1) Annamaria Cardigan by Connie Chang Chinchio: This fitted 3/4 sleeve V neck cardigan has nice shaping details and looks like a perfect choice for skirts or trousers. I noticed the 13.5″ from lower edge to underarm was the same length for all sizes.
Having just finished the Plaits and Links cardi with a similar length, I thought, no problem. But these armholes are much more fitted than Plaits and Links, which impacts overall sweater length. I do wish it was longer (and may do something about it). Measure! My mods are in my Ravelry project description.
How long is your back neck to tail bone? Where do your skirt waistbands and trouser waistbands usually lie? Do you wear loose base layers (cami, blouse or knit shirt) or fitted? Keep this in mind when choosing your patterns.
Btw, the yarn is Blackberry Ridge‘s sport weight wool and silk blend. This purchase falls into the “calls to me” category. I have quite a bit of this scrumptious yarn left and can’t wait to knit with it again.
2. Slip Stich Shell from Green Mountain Spinnery. I picked up three skeins of their lovely Cotton Comfort yarn at the New Hampshire Sheep and Wool, suddenly determined to knit a garment before they came to the Common Cod Fiber Guild in July. The pattern is originally born in the crop top era, so I added several inches, then later when back and added more. I still wish it were longer. Sigh.
This is a good place to point out how ribbed edging is leaving most of my knitted garments. In this case, I did a provisional picot edge.
Modifying the pattern’s crew neck to a slightly scooped neck worked better for summer. I added the cap sleeves as well. The ribbed neckline also switched into the picot edge. Picot is definitely becoming a favorite for me, but I should keep my eyes open for other options. I wore this a lot this summer, despite the high wool content.
3. The Sasha skirt is a Louet pattern I first admired in 2008, cast on in 2012, ripped back in 2013 and thought for sure I would wear this summer. The skirt comes in three lengths. I only had enough yarn for the shorter length and didn’t want the maxi skirt or long cocktail length, so I blithely assumed (without measuring) that the 23″ skirt length would be just right (looked good on the model!)
Ha! The first hibernation period began after I originally placed the blue ruffle at the lower edge. Yuck… it would make the yellow ruffle look totally weird, I decided. Use the yellow as the kick of color instead. So I ripped back and at that time, lengthened the distance between the second and the third ruffle. Finished, and it looked weird… more length needed between the first and second ruffles or the proportion is off.
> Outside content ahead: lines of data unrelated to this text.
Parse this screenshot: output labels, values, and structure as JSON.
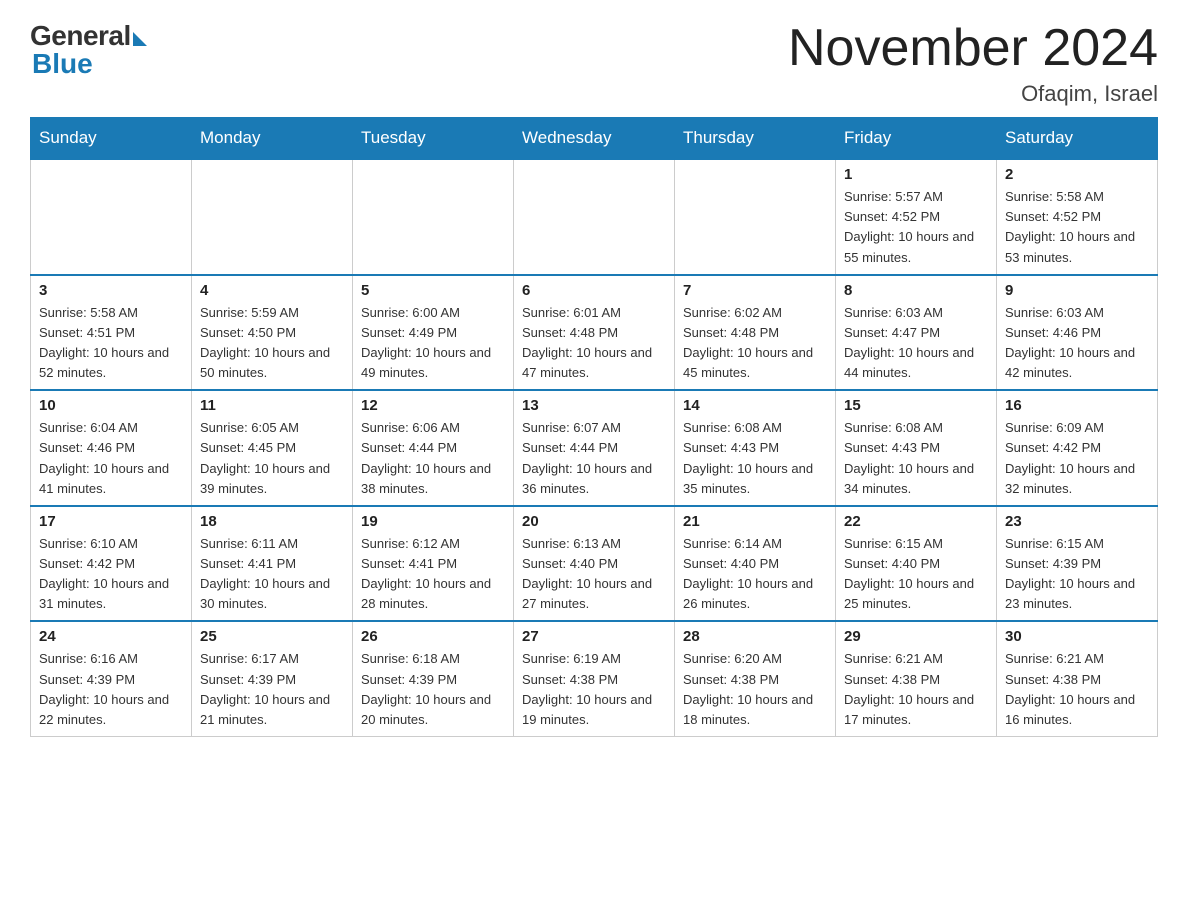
{
  "logo": {
    "general": "General",
    "blue": "Blue"
  },
  "header": {
    "title": "November 2024",
    "location": "Ofaqim, Israel"
  },
  "days_of_week": [
    "Sunday",
    "Monday",
    "Tuesday",
    "Wednesday",
    "Thursday",
    "Friday",
    "Saturday"
  ],
  "weeks": [
    [
      {
        "day": "",
        "info": ""
      },
      {
        "day": "",
        "info": ""
      },
      {
        "day": "",
        "info": ""
      },
      {
        "day": "",
        "info": ""
      },
      {
        "day": "",
        "info": ""
      },
      {
        "day": "1",
        "info": "Sunrise: 5:57 AM\nSunset: 4:52 PM\nDaylight: 10 hours and 55 minutes."
      },
      {
        "day": "2",
        "info": "Sunrise: 5:58 AM\nSunset: 4:52 PM\nDaylight: 10 hours and 53 minutes."
      }
    ],
    [
      {
        "day": "3",
        "info": "Sunrise: 5:58 AM\nSunset: 4:51 PM\nDaylight: 10 hours and 52 minutes."
      },
      {
        "day": "4",
        "info": "Sunrise: 5:59 AM\nSunset: 4:50 PM\nDaylight: 10 hours and 50 minutes."
      },
      {
        "day": "5",
        "info": "Sunrise: 6:00 AM\nSunset: 4:49 PM\nDaylight: 10 hours and 49 minutes."
      },
      {
        "day": "6",
        "info": "Sunrise: 6:01 AM\nSunset: 4:48 PM\nDaylight: 10 hours and 47 minutes."
      },
      {
        "day": "7",
        "info": "Sunrise: 6:02 AM\nSunset: 4:48 PM\nDaylight: 10 hours and 45 minutes."
      },
      {
        "day": "8",
        "info": "Sunrise: 6:03 AM\nSunset: 4:47 PM\nDaylight: 10 hours and 44 minutes."
      },
      {
        "day": "9",
        "info": "Sunrise: 6:03 AM\nSunset: 4:46 PM\nDaylight: 10 hours and 42 minutes."
      }
    ],
    [
      {
        "day": "10",
        "info": "Sunrise: 6:04 AM\nSunset: 4:46 PM\nDaylight: 10 hours and 41 minutes."
      },
      {
        "day": "11",
        "info": "Sunrise: 6:05 AM\nSunset: 4:45 PM\nDaylight: 10 hours and 39 minutes."
      },
      {
        "day": "12",
        "info": "Sunrise: 6:06 AM\nSunset: 4:44 PM\nDaylight: 10 hours and 38 minutes."
      },
      {
        "day": "13",
        "info": "Sunrise: 6:07 AM\nSunset: 4:44 PM\nDaylight: 10 hours and 36 minutes."
      },
      {
        "day": "14",
        "info": "Sunrise: 6:08 AM\nSunset: 4:43 PM\nDaylight: 10 hours and 35 minutes."
      },
      {
        "day": "15",
        "info": "Sunrise: 6:08 AM\nSunset: 4:43 PM\nDaylight: 10 hours and 34 minutes."
      },
      {
        "day": "16",
        "info": "Sunrise: 6:09 AM\nSunset: 4:42 PM\nDaylight: 10 hours and 32 minutes."
      }
    ],
    [
      {
        "day": "17",
        "info": "Sunrise: 6:10 AM\nSunset: 4:42 PM\nDaylight: 10 hours and 31 minutes."
      },
      {
        "day": "18",
        "info": "Sunrise: 6:11 AM\nSunset: 4:41 PM\nDaylight: 10 hours and 30 minutes."
      },
      {
        "day": "19",
        "info": "Sunrise: 6:12 AM\nSunset: 4:41 PM\nDaylight: 10 hours and 28 minutes."
      },
      {
        "day": "20",
        "info": "Sunrise: 6:13 AM\nSunset: 4:40 PM\nDaylight: 10 hours and 27 minutes."
      },
      {
        "day": "21",
        "info": "Sunrise: 6:14 AM\nSunset: 4:40 PM\nDaylight: 10 hours and 26 minutes."
      },
      {
        "day": "22",
        "info": "Sunrise: 6:15 AM\nSunset: 4:40 PM\nDaylight: 10 hours and 25 minutes."
      },
      {
        "day": "23",
        "info": "Sunrise: 6:15 AM\nSunset: 4:39 PM\nDaylight: 10 hours and 23 minutes."
      }
    ],
    [
      {
        "day": "24",
        "info": "Sunrise: 6:16 AM\nSunset: 4:39 PM\nDaylight: 10 hours and 22 minutes."
      },
      {
        "day": "25",
        "info": "Sunrise: 6:17 AM\nSunset: 4:39 PM\nDaylight: 10 hours and 21 minutes."
      },
      {
        "day": "26",
        "info": "Sunrise: 6:18 AM\nSunset: 4:39 PM\nDaylight: 10 hours and 20 minutes."
      },
      {
        "day": "27",
        "info": "Sunrise: 6:19 AM\nSunset: 4:38 PM\nDaylight: 10 hours and 19 minutes."
      },
      {
        "day": "28",
        "info": "Sunrise: 6:20 AM\nSunset: 4:38 PM\nDaylight: 10 hours and 18 minutes."
      },
      {
        "day": "29",
        "info": "Sunrise: 6:21 AM\nSunset: 4:38 PM\nDaylight: 10 hours and 17 minutes."
      },
      {
        "day": "30",
        "info": "Sunrise: 6:21 AM\nSunset: 4:38 PM\nDaylight: 10 hours and 16 minutes."
      }
    ]
  ]
}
With some green remaining, I picked apart what I thought was knitting between the first and second ruffles. Nope. Now the yellow ruffle and green skirt is separated. I’ll need to kitchener this together before moving back to my original goal. Time for project hibernation. Sigh.
Measure, and know thyself, oh textilfiliac.